Acquisition Strategies for Hyperpolarised Spin Systems: Spectral, Spatial and Temporal
September 18-20, 2019
Garching by Munich
An optional experiental day is organised by GE Healthcare on September 17 from 13:00 – 17:00.
Please write an e-Mail to firstname.lastname@example.org if you interested in attending.
The course will take place at the “Klinikum Rechts der Isar”. Further information will follow.
Please note that the Oktoberfest will take place in Munich from September 21 to October 6.
Please book your room as soon as the course has been officialy confirmed!
Rolf Schulte, Marion Menzel
Technical University of Munich
Early Registration Fee
(until 8 weeks prior to the course)
|ESMRMB Members*||€ 420|
|ESR Members*||€ 530|
Juniors, Radiographers, Seniors
|ESMRMB Members*||€ 300|
|ESR Members*||€ 325|
Late Registration Fee
(after 8 weeks prior to the course)
|ESMRMB Members*||€ 560|
|ESR Members*||€ 670|
Juniors, Radiographers, Seniors
|ESMRMB Members*||€ 400|
|ESR Members*||€ 425|
J. H. Ardenkjaer-Larsen, S. Kozerke, J. Wild, M. Menzel, R. Schulte, F. Schilling
The programme of the course will be announced soon!
Goals of the course
Imaging of hyperpolarised substances is an emerging field with widespread applications, such as detecting metabolism via 13C labelled compounds or lung function via 129Xe gas. It differs from traditional thermally polarised MRI mainly by time and sensitivity considerations, as the hyperpolarised state is non-recoverably disappearing with T1 relaxation and excitation of magnetisation. Goal of the course is to familiarise the participants with these special constraints for imaging and teach MRI methods for imaging, reconstruction and quantification of hyperpolarised spins. Furthermore, introductions are given into the basic X-nuclei MRI hardware, hyperpolarisation methods, underlying biology and other relevant aspects in this context.
The course is aimed at post-graduate and post-doctoral MR scientists interested in learning about acquisition strategies for NMR and MRI of hyperpolarised spin systems. A solid background in MR physics and imaging is assumed. It is not a requirement to have experience with hyperpolarisation or imaging of hyperpolarised spin systems. The course moves quickly from introductory to advanced methods over the three-day course. Pre reading material will be provided to allow students to familiarise themselves with the course curriculum. Amble time will be provided to ask questions and discuss with the faculty. Some previous exposure to MATLAB is preferable, but not mandatory.
Hyperpolarisation has opened up new applications of NMR and MRI. Acquisition strategies for hyperpolarised substances differ substantially from those suitable for thermally polarised samples due to the non-recoverable magnetisation.
The aim of this three-day course is to provide the participants knowledge of experimental and theoretical aspects of polarisation, magnetisation use, pulse sequence design and RF hardware for in vivo hyperpolarised MR. Different imaging strategies will be presented with emphasis on the special requirements and adaptations needed for hyperpolarisation studies. The use of specialised RF pulses will be covered as well as possibilities for accelerated acquisitions by means of parallel imaging and compressed sensing. Quantification and modelling of data are important aspects of hyperpolarisation studies and specialised methods will be described as the last part of the course.
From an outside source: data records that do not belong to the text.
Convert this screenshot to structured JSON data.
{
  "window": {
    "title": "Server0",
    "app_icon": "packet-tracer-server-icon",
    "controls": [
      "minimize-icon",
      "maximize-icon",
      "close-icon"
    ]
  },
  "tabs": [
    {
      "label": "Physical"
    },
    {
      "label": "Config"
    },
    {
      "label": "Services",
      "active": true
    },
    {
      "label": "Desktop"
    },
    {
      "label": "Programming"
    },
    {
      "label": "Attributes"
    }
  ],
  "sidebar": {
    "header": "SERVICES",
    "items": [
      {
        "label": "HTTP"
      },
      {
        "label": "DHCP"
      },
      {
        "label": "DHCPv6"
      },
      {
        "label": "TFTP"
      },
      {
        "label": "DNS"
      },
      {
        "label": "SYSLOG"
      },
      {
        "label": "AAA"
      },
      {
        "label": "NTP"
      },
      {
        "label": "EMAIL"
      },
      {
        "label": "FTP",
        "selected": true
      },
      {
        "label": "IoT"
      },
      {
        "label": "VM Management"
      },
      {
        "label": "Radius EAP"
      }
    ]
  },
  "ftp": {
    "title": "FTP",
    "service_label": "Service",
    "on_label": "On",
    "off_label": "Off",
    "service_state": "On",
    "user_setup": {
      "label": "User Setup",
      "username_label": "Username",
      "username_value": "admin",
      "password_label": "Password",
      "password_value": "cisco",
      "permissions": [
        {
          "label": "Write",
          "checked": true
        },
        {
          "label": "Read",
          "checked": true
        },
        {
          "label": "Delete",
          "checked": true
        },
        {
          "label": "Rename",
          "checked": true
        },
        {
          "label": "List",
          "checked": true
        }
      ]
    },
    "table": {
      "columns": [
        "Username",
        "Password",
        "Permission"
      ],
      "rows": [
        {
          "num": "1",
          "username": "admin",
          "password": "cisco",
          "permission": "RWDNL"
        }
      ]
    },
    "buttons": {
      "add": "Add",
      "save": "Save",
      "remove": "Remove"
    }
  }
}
An integrated part of the course will be theoretical exercises where the participant will work in more depth and gain hands-on experience on the topics covered in the lectures. Practical MATLAB tutorial exercises will be provided. For those who do not have MATLAB we will provide computers and software licenses for the duration of the course. The students will be able to work through example code provided for them. These examples will demonstrate and enhance their understanding of the concepts discussed throughout the course. At the end of the course they will be free to take this code away with them.
At the end of the course the student will be able to
- Explain basic imaging sequences for chemical shift imaging (CSI and EPSI)
- Explain advantages and limitations of non-Cartesian sequences and exploit the sparsity of the spectral dimension
- Explain hardware (scanner) requirements for hyperpolarisation imaging
- Design specialised RF pulses for spectral-spatial excitation
- Understand that hyperpolarised imaging is still limited by SNR, and not so much by encoding speed
- Know about limitations of parallel imaging and compressed sensing for hyperpolarised molecules
- Use methods for quantification of spectral data such as intensity, integration, frequency and time domain fitting
- Model kinetic (temporal) data, explain exchange reactions and methods of solving the rate equations, and correct for relaxation and RF excitation
Provide a biological interpretation of rate constants and other parameters extracted from in vivo hyperpolarisation data